The Chinese government on Thursday said it would not undertake dam projects on the Brahmaputra river that would damage India’s interests, amid reports that China was starting construction of a hydropower project on the river.
“China is a responsible country and will not do anything to damage the interests of others,” Foreign Ministry spokesperson Ma Zhaoxu said when asked about China’s plans to build dams on the Brahmaputra, or the Yarlung-Tsangpo as it is known in Tibet. The river flows 1,625 km in Tibet before it enters India.
Project at Zangmu
In March, a 1.14 billion Yuan contract was awarded to the Gezhouba Corporation, one of China’s biggest engineering and construction companies, to build a hydropower project at Zangmu in Tibet, along the Yarlung-Tsangpo. Initial work is expected to commence soon, and the project will be completed by December 2015, officials said.
Experts say run of the river hydropower projects such as the one at Zangmu, which do not involve substantial diversion of a river’s waters, will not significantly impact areas in India downstream.
“The point where they were making a dam is 1,100 kilometres away from our boundary. It’s a small dam and no reservoir as such. They already have such 15 dams there which they are using for local purposes,” Water Resources Minister P.K Bansal said on Thursday in New Delhi, PTI reported.
He said while run of the river projects were China’s right to pursue, India’s concern was there should not be diversion in existing flow exceeding 79 BCM (billion cubic metres). “There is no evidence of any such diversion so far,” Mr. Bansal said.
China has also announced plans to build a dam on the “great bend” of the Brahmaputra, further down the river from Zangmu, where the river changes direction and begins its flow into India.
This plan involves substantial diversion of the river’s waters, and is part of Beijing’s $62 billion “South to North Water Diversion” project which envisages diverting waters from the Brahmaputra to the drought-affected northern areas of the country.

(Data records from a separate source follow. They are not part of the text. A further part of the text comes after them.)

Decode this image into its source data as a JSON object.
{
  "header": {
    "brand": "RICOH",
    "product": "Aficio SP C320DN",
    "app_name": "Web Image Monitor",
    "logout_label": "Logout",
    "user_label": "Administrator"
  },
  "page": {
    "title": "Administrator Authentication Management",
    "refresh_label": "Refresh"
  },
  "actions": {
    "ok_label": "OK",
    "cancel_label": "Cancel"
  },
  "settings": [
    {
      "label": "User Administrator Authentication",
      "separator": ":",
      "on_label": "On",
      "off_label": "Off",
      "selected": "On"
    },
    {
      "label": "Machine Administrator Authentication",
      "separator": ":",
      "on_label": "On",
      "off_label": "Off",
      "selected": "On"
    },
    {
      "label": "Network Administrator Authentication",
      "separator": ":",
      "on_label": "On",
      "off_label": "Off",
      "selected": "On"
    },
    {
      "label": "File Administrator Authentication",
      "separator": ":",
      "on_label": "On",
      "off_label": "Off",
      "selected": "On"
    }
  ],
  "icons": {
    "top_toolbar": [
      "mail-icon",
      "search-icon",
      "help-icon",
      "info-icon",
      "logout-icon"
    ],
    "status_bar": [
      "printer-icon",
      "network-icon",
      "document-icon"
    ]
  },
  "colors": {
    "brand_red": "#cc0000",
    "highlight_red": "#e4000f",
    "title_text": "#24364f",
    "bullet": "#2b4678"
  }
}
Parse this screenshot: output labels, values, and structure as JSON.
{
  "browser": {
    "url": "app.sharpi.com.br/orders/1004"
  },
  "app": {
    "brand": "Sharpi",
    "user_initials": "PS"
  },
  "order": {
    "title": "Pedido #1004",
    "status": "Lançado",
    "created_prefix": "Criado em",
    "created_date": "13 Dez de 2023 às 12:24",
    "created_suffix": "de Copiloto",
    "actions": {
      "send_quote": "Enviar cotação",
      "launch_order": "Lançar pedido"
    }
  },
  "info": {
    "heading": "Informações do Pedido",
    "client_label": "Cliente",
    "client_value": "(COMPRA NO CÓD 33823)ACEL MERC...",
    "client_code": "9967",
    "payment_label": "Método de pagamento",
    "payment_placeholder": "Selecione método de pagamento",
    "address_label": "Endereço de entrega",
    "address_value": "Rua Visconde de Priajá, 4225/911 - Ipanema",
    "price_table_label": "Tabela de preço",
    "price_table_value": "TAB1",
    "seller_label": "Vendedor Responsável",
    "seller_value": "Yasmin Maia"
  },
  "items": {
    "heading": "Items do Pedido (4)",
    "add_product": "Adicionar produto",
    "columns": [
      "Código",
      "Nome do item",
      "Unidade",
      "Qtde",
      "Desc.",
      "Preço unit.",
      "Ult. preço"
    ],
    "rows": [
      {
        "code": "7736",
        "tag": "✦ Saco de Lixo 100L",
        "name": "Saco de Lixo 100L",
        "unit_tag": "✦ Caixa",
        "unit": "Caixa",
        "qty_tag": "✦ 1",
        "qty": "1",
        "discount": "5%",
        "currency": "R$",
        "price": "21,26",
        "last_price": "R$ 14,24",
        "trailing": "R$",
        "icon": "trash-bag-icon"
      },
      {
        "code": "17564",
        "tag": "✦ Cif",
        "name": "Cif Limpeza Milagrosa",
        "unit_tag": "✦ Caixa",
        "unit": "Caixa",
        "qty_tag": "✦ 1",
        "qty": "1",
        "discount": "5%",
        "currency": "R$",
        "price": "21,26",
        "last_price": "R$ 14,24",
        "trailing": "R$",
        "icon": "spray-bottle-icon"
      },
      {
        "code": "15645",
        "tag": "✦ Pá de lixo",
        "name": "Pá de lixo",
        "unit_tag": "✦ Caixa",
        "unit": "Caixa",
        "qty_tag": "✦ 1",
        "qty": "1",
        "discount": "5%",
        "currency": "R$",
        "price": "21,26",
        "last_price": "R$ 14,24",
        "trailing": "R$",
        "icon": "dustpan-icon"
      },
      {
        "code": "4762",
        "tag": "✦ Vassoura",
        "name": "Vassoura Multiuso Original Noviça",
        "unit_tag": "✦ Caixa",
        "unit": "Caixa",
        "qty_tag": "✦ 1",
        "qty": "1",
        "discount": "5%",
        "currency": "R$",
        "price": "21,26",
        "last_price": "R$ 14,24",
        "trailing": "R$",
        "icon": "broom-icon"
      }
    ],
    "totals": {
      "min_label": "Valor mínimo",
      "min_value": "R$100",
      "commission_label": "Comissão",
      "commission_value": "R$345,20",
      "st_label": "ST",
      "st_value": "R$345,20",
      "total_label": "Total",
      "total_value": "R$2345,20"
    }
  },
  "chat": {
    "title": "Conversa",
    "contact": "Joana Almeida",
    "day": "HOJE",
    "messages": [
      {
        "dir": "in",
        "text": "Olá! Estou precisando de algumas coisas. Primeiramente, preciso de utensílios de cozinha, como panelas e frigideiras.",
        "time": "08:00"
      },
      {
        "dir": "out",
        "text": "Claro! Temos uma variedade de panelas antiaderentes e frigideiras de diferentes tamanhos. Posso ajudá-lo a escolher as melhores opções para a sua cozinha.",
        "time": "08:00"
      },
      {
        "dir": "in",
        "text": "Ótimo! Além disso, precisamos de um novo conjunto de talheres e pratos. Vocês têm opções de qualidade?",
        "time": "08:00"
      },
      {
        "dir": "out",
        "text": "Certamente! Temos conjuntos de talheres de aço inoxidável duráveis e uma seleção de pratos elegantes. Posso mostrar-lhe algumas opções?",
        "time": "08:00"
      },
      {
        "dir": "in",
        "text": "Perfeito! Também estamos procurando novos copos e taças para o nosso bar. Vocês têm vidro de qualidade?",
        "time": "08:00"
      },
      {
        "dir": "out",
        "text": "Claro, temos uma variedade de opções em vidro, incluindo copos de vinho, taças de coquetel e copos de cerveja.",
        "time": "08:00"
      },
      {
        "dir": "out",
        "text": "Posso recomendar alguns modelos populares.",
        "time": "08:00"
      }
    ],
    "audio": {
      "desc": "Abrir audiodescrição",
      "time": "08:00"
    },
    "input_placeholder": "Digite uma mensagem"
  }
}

The plan has been grounded in delays as a result of soaring costs, and is more than five years behind schedule. Work has not started on the project, and feasibility studies have not yet been completed.
Prime Minister Manmohan Singh first raised India’s concerns about this project when he met Chinese President Hu Jintao here last year. He also raised the issue when he met Chinese Premier Wen Jiabao in Thailand last month. China has assured India that it will not begin work on any diversion project without first notifying New Delhi through the joint working group mechanism the two countries have set up to discuss water-sharing issues.